Nvidia offers two versions of the GTX 460, one with 768MB of GDDR5 memory and one with 1,024MB. The 1GB version offers 32 ROPs and a 256-bit memory controller, while the 768MB version features 24 ROPs and a 192-bit memory controller. Core (675MHz), shader (1,350MHz), and memory (1,800MHz) frequencies are identical on both versions. There are 336 stream processors and 56 texture units to improve your computer’s ability to process large amounts of parallel tasks.

For outputs, the GTX 460 offers two dual-link DVI ports and a mini HDMI port. Those with limited space in their case will also like that the GeForce GTX 460 is only 8.25 inches long. It requires two 6-pin PCI-E power connectors, and Nvidia suggests that your power supply should be 450 watts or greater.

First Runner-Up: AMD Radeon HD 6850
$179.99; www.amd.com
In late October, AMD released the Radeon HD 6800 series, and the Radeon HD 6850 was a top performer in terms of price/performance.
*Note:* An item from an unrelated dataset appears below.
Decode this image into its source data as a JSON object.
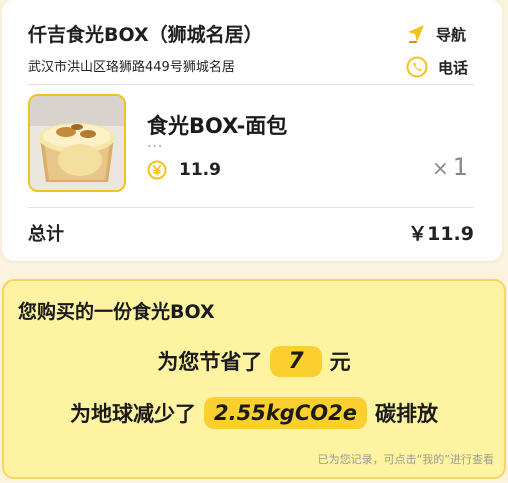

The Barts GPU found in the Radeon HD 6850 is a redesigned version of the Cypress GPU found in the 5800 series. The Barts GPU took 25% of the engines for compute, shader, and texture performance and reassigned them to handle rasterization, tessellation, and ROP. The changes meant that even though the Radeon HD 6850 offers a half a billion fewer transistors than the 5850, it can deliver gaming performance close to what you experience with the 5850, and you’ll pay $50 to $70 less for the 6850.

The Radeon HD 6850 features a core clock of 775MHz and 1GB of GDDR5 memory that runs at 1,000MHz. There are 960 stream processors, 48 texture units, and 32 color ROP units. AMD also improved the technology for video outputs. There’s a DisplayPort 1.2 connector that allows a max resolution of 2,560 x 1,600 per display, and the HDMI 1.4a port allows for stereoscopic 3D and high bit-rate audio. There are also two dual-link DVI outputs. The Radeon HD 6850’s integrated audio controller can provide 7.1-channel surround sound over either the HDMI or DisplayPort connections. Finally, the card features support for DirectX 11, Shader Model 5.0, OpenGL 1.4, and AMD’s Eyefinity.

Second Runner-Up: Nvidia GeForce GTX 580
$499; www.nvidia.com
The GeForce GTX 580 is the newest iteration of Fermi, and it attempts to make amends for the heat and noise problems found in the GTX 470 and 480. The GeForce GTX 580 also captured the single GPU performance crown over the GTX 480, because it offers more stream processors, faster clock speeds, and more texture units.

Overall, clock speeds are around 10% faster than the GTX 480. Even better, Nvidia claims that the GTX 580 offers lower power consumption than the GTX 480, so you’ll battle fewer heat issues. In terms of specs, the GeForce GTX offers 512 CUDA Cores, 1.5GB of GDDR5, and a 384-bit memory controller. It supports DirectX 11, OpenGL 4.1, and Shader Model 5.0.

2010 Motherboards You Care The Most About

Source of Information : Computer Power User (CPU) January 2011

No comments:

Cloud storage is for blocks too, not just files

One of the misconceptions about cloud storage is that it is only useful for storing files. This assumption comes from the popularity of file...